Machine learning is a large, rapidly expanding field, and the book under review is the second edition — the first was only in 2001. This new edition has several chapters on topics not in the original: random forests, ensemble methods, undirected graphical models, and high dimensional problems (the so-called “wide” data). There are also many minor changes throughout the text to what was already a great book.

The book would be ideal for statistics graduate students who have had a course at the level of, say, Casella & Berger’s Statistical Inference. It would be hard to work through the complete book in one semester, but the instructor could pick and choose topics, and then the student will have the book as a reference. This book really is the standard in the field, referenced in most papers and books on the subject, and it is easy to see why.

The book is very well written, with informative graphics on almost every other page. It looks great and inviting. You can flip the book open to any page, read a sentence or two and be hooked for the next hour or so.

Each chapter ends with bibliographic notes and exercises, and most have a “computational considerations” section too.

The complete book is available, legally, from the authors’ web site. If you are at all interested in machine learning, I’d strongly suggest you download it and have a look. I suspect that you will soon thereafter purchase it to have in a more convenient format.

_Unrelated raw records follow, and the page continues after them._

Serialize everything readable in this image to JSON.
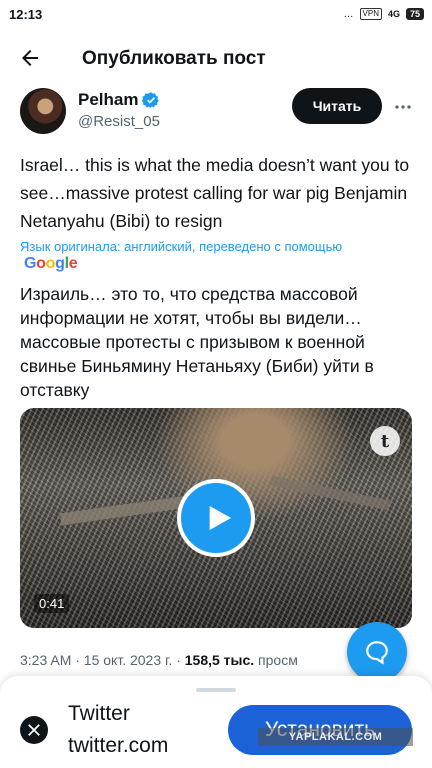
{
  "status_bar": {
    "time": "12:13",
    "indicators": "…",
    "vpn": "VPN",
    "network": "4G",
    "battery": "75"
  },
  "header": {
    "title": "Опубликовать пост",
    "back_icon": "arrow-left-icon"
  },
  "author": {
    "name": "Pelham",
    "handle": "@Resist_05",
    "verified": true,
    "read_button": "Читать"
  },
  "tweet": {
    "text": "Israel… this is what the media doesn’t want you to see…massive protest calling for war pig Benjamin Netanyahu (Bibi) to resign",
    "translation_note": "Язык оригинала: английский, переведено с помощью",
    "translator": "Google",
    "translated_text": "Израиль… это то, что средства массовой информации не хотят, чтобы вы видели… массовые протесты с призывом к военной свинье Биньямину Нетаньяху (Биби) уйти в отставку",
    "video_duration": "0:41",
    "video_badge": "t",
    "meta_time": "3:23 AM · 15 окт. 2023 г. · ",
    "meta_views": "158,5 тыс.",
    "meta_views_suffix": " просм"
  },
  "install_sheet": {
    "app_name": "Twitter",
    "app_domain": "twitter.com",
    "install_button": "Установить"
  },
  "watermark": "YAPLAKAL.COM",
  "colors": {
    "accent": "#1d9bf0",
    "install": "#1a62d6",
    "text_secondary": "#536471"
  }
}
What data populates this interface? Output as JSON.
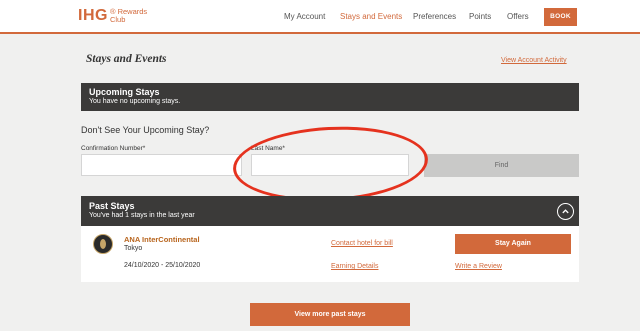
{
  "header": {
    "logo_main": "IHG",
    "logo_sub_line1": "® Rewards",
    "logo_sub_line2": "Club",
    "nav": [
      "My Account",
      "Stays and Events",
      "Preferences",
      "Points",
      "Offers"
    ],
    "active_nav": "Stays and Events",
    "book_label": "BOOK",
    "accent_color": "#d2693b"
  },
  "page": {
    "title": "Stays and Events",
    "view_activity_link": "View Account Activity"
  },
  "upcoming": {
    "title": "Upcoming Stays",
    "subtitle": "You have no upcoming stays."
  },
  "find_stay": {
    "question": "Don't See Your Upcoming Stay?",
    "confirmation_label": "Confirmation Number*",
    "confirmation_value": "",
    "last_name_label": "Last Name*",
    "last_name_value": "",
    "find_label": "Find"
  },
  "past": {
    "title": "Past Stays",
    "subtitle": "You've had 1 stays in the last year",
    "collapse_icon": "chevron-up-icon",
    "stays": [
      {
        "hotel": "ANA InterContinental",
        "city": "Tokyo",
        "dates": "24/10/2020 - 25/10/2020",
        "contact_link": "Contact hotel for bill",
        "earning_link": "Earning Details",
        "stay_again_label": "Stay Again",
        "review_link": "Write a Review"
      }
    ],
    "more_label": "View more past stays"
  },
  "annotation": {
    "color": "#e5321e"
  }
}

Peter Rabinovitch is a Systems Architect at Research in Motion. He just defended his PhD thesis on Mallows permutations, and therefore is very tired.